Congressional Republicans are expressing doubt that President Bush's plan for personal accounts (search) in Social Security can win approval, saying lawmakers fear the political consequences of voting major change to the popular retirement program.

Some suggested that Bush jettison the central feature of his plan, which is to let younger workers divert part of their Social Security (search) payroll taxes to private retirement accounts (search).

"Politically speaking, right now it's probably not doable," Sen. Pete Domenici, R-N.M., said Thursday, citing lack of Democratic support.

"We should take this year to study the issue and come up with solutions," said Sen. Susan Collins, R-Maine. She said there was no consensus for action now and that she had not made up her own mind.

Her Maine colleague, Republican Sen. Olympia Snowe, has said outright that she opposes diverting the program's taxes to pay for personal accounts. Snowe serves on the Senate Finance Committee that would handle any Social Security legislation, making the task before Republicans more daunting.

Not a single Senate Democrat has endorsed Bush's proposal.

That stands in stark contrast to legislation cutting taxes, setting new standards in education and adding prescription drugs to Medicare (search). In each of these cases, the president had at least one prominent Democrat on board early.

Under Senate rules, supporters would need 60 votes for their plan if Democrats try to block it. That means proponents would have to persuade at least a few Democrats to join them if the plan is to become law.

That was partly the reason behind a two-day tour to five states that Bush began Thursday to sell his Social Security program. Each state is represented in the Senate by at least one Democrat who GOP strategists believe might back the president's proposal.

"Now is the time to put partisanship aside and focus on saving Social Security for young workers," Bush said in Fargo, N.D.

Bush wants to let workers divert up to two-thirds of their Social Security taxes into private accounts that they could invest in stocks and bonds. At the same time, the guaranteed benefit would be cut, though by how much is not clear.

Many Democrats favor personal accounts, but want them in addition to benefits paid by Social Security.

Bush's proposal is also stirring worry in the House, where Republicans have often fallen in behind his programs.

"I've talked to some of my colleagues and they're panic-stricken," said Rep. Mark Foley, R-Fla., who said he welcomes a serious debate over the sweeping changes Bush outlined in his State of the Union address Wednesday.

Two House Republicans with years of expertise on Social Security offered an alternate plan, saying the Bush proposal was too risky politically. They suggested bolstering the program with money from general revenues rather than the payroll tax.

"I think politically it's the most salable. It's not going to scare anybody," said Florida Rep. Clay Shaw, who for six years was chairman of the House Ways and Means subcommittee on Social Security. "It does preserve Social Security as it is today. If we're going to attract some Democrats, that's the way to go."

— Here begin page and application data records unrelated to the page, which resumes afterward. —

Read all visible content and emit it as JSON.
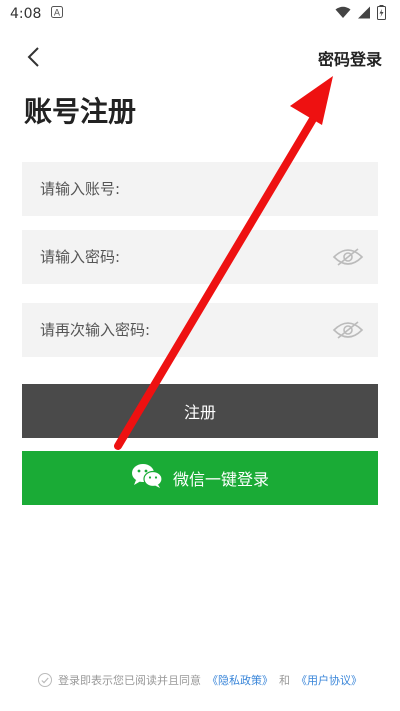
{
  "status_bar": {
    "time": "4:08"
  },
  "header": {
    "password_login": "密码登录"
  },
  "page": {
    "title": "账号注册"
  },
  "form": {
    "account_placeholder": "请输入账号:",
    "password_placeholder": "请输入密码:",
    "confirm_placeholder": "请再次输入密码:"
  },
  "buttons": {
    "register": "注册",
    "wechat_login": "微信一键登录"
  },
  "agreement": {
    "prefix": "登录即表示您已阅读并且同意",
    "privacy": "《隐私政策》",
    "and": "和",
    "user_agreement": "《用户协议》"
  },
  "colors": {
    "accent_green": "#1aab36",
    "register_gray": "#4a4a4a",
    "arrow_red": "#ee1111",
    "link_blue": "#3a86d9"
  }
}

The subcommittee's current chairman, GOP Rep. James McCrery of Louisiana, said taking money out of the existing Social Security system for private accounts gives a powerful argument to the plan's opponents, including the 35 million-member AARP, which represents older Americans.

"The AARP and the Democrats think if you divert some money from the trust fund," the existing program will be undermined, McCrery said. "That is true on its face. It does decrease the level of the trust fund. Politically, that's going to be a very strong tool that (opponents) can use to defeat a plan."

McCrery and Shaw said in separate interviews that, like Bush, they want to create personal accounts. But they said they favor paying for them with general revenue, which probably would mean borrowing the money.

In that case, they said, taxes collected for Social Security would be left alone to pay for traditional program benefits.

Sen. Rick Santorum, the No. 3 Republican in the Senate, acknowledged the dissent over Bush's plan but said it should diminish as members of Congress learn more.

"We have a lot of work to do, not just among the American people, but in our own caucus," said Santorum, R-Pa.

Rep. Jack Kingston, R-Ga., who serves in the House leadership, appeared less worried. He said he left a GOP retreat last week convinced members were "enthusiastic about taking on a challenge and giving it a good honest effort."